What Is a Casino?

A casino is an establishment for certain types of gambling. It may be combined with hotels, resorts, restaurants and/or retail shops, and it is often located in exotic locales such as Las Vegas, Nevada. Some casinos also host live entertainment, such as concerts and comedy acts. A casino is also a popular destination for family vacations and romantic getaways, and it is occasionally used by professional gamblers as a meeting place.

The earliest casinos were simple facilities for gambling. They consisted of a room or set of rooms with a card table, dice tables and black jack tables. As more people began to visit these locations, they became more elaborate and offered a variety of games. Some of the most common games included roulette, craps and poker. Some casinos even had a few slot machines.
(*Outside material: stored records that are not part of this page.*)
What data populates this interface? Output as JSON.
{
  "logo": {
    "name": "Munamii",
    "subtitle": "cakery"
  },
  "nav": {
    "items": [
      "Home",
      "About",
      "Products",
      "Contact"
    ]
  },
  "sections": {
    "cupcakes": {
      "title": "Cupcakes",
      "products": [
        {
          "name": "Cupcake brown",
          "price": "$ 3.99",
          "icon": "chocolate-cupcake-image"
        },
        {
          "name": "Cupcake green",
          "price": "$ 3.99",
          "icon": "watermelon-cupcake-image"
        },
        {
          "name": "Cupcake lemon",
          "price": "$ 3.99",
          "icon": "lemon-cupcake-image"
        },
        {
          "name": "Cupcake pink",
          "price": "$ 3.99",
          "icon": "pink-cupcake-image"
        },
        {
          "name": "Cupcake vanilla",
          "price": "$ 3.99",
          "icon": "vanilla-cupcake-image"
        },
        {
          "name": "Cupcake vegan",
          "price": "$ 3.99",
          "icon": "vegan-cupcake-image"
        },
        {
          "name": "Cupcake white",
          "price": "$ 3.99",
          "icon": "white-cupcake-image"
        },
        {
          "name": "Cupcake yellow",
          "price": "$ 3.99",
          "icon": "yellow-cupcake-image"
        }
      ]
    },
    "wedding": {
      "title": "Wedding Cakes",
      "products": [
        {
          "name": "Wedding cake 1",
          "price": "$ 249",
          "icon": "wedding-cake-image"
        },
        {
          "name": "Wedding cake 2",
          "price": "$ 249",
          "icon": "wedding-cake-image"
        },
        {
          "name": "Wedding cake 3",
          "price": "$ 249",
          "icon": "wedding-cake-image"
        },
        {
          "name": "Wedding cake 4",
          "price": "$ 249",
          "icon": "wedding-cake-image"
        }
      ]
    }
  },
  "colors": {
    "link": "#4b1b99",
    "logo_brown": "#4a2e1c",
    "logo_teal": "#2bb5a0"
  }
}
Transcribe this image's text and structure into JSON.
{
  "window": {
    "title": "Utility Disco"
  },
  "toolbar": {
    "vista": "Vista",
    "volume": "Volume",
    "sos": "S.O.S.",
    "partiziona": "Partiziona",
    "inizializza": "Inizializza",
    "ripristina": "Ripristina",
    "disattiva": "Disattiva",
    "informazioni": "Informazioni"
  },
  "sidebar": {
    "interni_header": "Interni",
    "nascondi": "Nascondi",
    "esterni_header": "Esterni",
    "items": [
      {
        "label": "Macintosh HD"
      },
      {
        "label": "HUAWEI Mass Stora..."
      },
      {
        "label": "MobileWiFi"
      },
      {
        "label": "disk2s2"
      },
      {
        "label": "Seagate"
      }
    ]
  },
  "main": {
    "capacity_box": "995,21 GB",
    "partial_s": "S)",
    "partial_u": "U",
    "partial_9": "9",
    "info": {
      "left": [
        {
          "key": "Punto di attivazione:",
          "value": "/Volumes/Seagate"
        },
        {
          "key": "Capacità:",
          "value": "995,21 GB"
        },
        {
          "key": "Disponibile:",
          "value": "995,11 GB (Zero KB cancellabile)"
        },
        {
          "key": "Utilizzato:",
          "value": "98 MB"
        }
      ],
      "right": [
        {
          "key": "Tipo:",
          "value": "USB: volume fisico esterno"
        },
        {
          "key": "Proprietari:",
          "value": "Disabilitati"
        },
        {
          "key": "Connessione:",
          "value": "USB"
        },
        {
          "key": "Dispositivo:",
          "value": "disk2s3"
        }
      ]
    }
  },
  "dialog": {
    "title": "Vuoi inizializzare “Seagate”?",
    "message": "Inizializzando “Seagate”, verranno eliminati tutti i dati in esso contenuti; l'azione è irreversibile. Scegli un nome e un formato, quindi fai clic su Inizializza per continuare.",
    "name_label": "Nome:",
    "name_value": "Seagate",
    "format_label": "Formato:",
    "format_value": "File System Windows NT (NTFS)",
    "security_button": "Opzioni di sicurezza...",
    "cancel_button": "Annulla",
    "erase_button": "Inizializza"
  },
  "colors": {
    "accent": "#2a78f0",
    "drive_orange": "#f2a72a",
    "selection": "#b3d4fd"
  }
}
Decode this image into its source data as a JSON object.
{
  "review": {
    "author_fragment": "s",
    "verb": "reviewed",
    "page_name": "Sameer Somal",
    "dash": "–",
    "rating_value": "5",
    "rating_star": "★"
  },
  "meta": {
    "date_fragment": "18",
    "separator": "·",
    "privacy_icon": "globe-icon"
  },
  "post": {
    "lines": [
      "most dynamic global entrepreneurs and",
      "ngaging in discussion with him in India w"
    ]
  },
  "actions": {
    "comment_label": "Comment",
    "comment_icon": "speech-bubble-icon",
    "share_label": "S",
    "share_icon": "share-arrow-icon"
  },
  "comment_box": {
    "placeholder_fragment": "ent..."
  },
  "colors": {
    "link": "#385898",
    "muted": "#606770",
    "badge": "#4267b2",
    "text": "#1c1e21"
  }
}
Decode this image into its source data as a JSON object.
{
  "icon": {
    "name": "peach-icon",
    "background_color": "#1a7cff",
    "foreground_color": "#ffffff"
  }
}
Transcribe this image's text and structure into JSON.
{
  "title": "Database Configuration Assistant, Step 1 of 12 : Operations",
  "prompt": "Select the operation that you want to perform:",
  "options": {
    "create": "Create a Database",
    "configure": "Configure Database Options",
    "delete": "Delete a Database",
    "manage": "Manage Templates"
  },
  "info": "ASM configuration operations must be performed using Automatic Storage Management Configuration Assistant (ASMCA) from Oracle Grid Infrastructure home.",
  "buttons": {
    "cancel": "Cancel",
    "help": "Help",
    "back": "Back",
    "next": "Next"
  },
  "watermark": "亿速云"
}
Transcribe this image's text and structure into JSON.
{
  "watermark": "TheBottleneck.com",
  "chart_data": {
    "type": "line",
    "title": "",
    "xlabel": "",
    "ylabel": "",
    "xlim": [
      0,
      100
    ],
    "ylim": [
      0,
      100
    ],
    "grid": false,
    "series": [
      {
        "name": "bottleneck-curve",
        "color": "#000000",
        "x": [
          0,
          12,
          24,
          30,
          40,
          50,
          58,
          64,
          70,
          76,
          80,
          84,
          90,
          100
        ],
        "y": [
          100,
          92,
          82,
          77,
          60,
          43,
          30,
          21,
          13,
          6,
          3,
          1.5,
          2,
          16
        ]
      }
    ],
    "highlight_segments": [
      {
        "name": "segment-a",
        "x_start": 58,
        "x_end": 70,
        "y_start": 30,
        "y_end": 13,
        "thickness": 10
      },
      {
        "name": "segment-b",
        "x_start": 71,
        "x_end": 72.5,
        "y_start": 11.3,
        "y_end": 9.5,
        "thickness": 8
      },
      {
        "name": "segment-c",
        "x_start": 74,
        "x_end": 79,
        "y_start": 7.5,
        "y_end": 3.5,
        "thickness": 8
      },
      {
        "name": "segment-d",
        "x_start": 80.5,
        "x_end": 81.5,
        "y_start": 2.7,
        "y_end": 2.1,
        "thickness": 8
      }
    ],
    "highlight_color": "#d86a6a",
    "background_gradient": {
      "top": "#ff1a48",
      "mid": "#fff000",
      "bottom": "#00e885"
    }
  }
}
Throughout the 1980s, American states slowly legalized casinos. These casinos grew in popularity, and many large resorts were built around them. In addition, a number of riverboats and barges have been converted into casinos, and a few states allow casino-type game machines at racetracks, creating racinos.

Casinos bring in billions of dollars each year for the companies, investors and Native American tribes that own them. In addition, they are a major source of revenue for state and local governments that collect taxes on gaming activities. These taxes are sometimes used for public services, such as police and fire protection, schools, libraries and parks.

Although casino gambling is a major source of income for some states, critics argue that it drains money from other sources in the community. Gambling addiction is a serious problem, and compulsive gambling can cause economic problems for families, communities and nations. In addition, the cost of treating gambling addicts and lost productivity from their addiction often outweigh any financial benefits that casinos provide.

Because so much money is handled within a casino, both patrons and employees may be tempted to cheat or steal, either in collusion or independently. This is why casinos spend a large amount of time, effort and money on security. Casinos are staffed with trained security personnel, and they have cameras throughout the property. In addition, patrons are required to wear special tags that identify them as approved visitors.

Casinos are a major source of revenue for some states, and they are a significant attraction for tourists. They are a major source of income for companies, investors and Native American tribes that operate them. They are a popular destination for tourists, and they are often located in exotic locales. In addition, some casinos offer a wide range of other amenities, such as restaurants, bars and entertainment. Some of these amenities are free and others require a fee. In addition to the standard casino games, some casinos have specialty games, such as keno and bingo. Some of these games are played in specialized areas, such as the poker room or the sports book. Some of these games have a fixed payout percentage, while others are variable and depend on the skill of the players.